|Number of attacks (total lifetime)|| || |
|Duration|| || |
Neurological imaging is not routinely indicated for uncomplicated migraine.
- Clinical features suggest a secondary headache (see red flags for headache and high-risk headache).
- Migraine with the following characteristics: 
- MRI is preferred over CT (except in emergency settings if there is suspicion of a vascular hemorrhagic event).
- See “ .”
- Typically normal
- Nonspecific white-matter changes may be seen 
- See “.”
- Medication overuse headache
The differential diagnoses listed here are not exhaustive.
- Limit stimuli (i.e., light, loud noises) and activity.
- Start abortive treatment as soon as possible.
- Treat nausea/vomiting, if present.
Mild to moderate headache 
- First-line treatment consists of NSAIDs, acetaminophen, acetylsalicylic acid, or combinations including caffeine.
- Second-line: proceed to “Moderate to severe headache” below
- Children: ibuprofen and family counseling
Moderate to severe headache 
- Start a migraine-specific agent: triptans (e.g., sumatriptan) or ergotamine (do not combine these agents!)
- First-line: oral or parenteral triptans
- Second-line: consider one of the following
- Consider recurrence prevention with dexamethasone . 
Overview of migraine-specific agents
|Mechanism of action|
|Side effects|| |
Triptans and ergotamine have severe pharmacological interactions (e.g., coronary spasm, serotonin syndrome) with one another and with other drugs (e.g., SSRI, macrolides). ALWAYS take a detailed history of the patient's usual and recent medications before selecting a drug.
A SUMo wrestler TRIPs ANd falls on his head: SUMaTRIPtANs are used for headaches (cluster and migraine).
- Exercise in moderation
- Maintain a healthy diet
- Identify and try to avoid potential triggers
- Follow a regular sleeping schedule
- Other: There is some evidence that the following nonpharmacological interventions have some benefits for patients with migraine
- ≥ 2 attacks/month that produce disability that lasts ≥ 3 days
- Severe disability regardless of frequency (e.g., hemiplegic migraine)
- ≥ 2 attacks/week regardless of severity
- Failure/contraindications/major side effects from acute medications
General considerations 
- Consider comorbidities when selecting a drug.
- Encourage headache diary to assess response to treatment.
- Start with a low dose and increase until reaching the therapeutic goal.
- Goals of prophylaxis
- Reduce frequency, severity, and duration of attacks.

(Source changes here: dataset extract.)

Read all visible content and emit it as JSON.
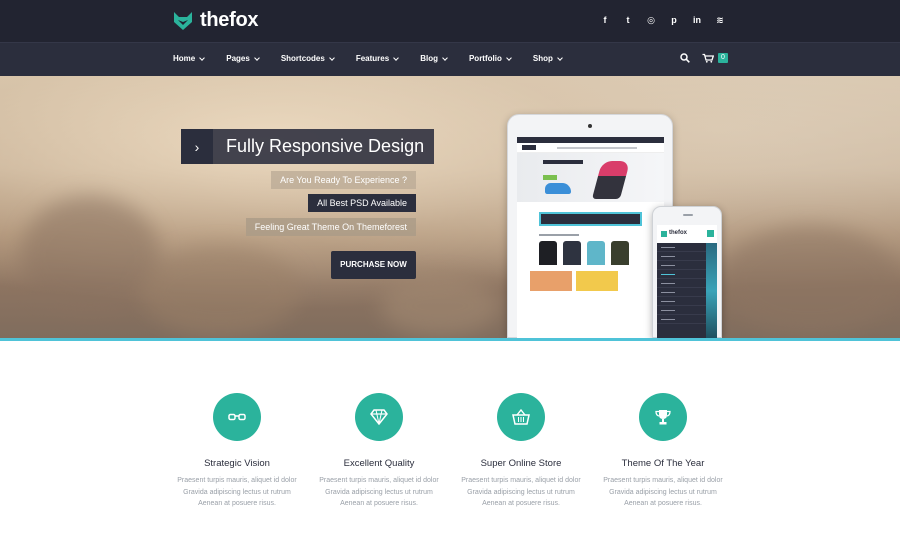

- Improve response to acute treatment.
- General prophylaxis
Menstrual-related migraine 
- First-line: frovatriptan 
- Naratriptan 
- Zolmitriptan 
- Chronic migraine
Status migrainosus 
Description: Debilitating migraine attack in a patient with a known migraine diagnosis (with or without aura)
- Exceptional in duration (≥ 72 hours) and severity
- Often related to medication overuse
- Treatment: stepwise therapy with reassessment between drug administration 
We list the most important complications. The selection is not exhaustive.
Migraine of any severity 
- Consider CT/MRI of the brain with or without contrast if the presentation is atypical or red flags for headache are present. 
- Reduce light/noise in the patient's environment.
- Fluid hydration
- Begin pharmacologic treatment within 1 hour of symptom onset, if possible.
- Treat nausea/vomiting, if present.
- Mild to moderate headache
- Moderate to severe headache, or if the above treatments fail
- Status migrainosus refractory to above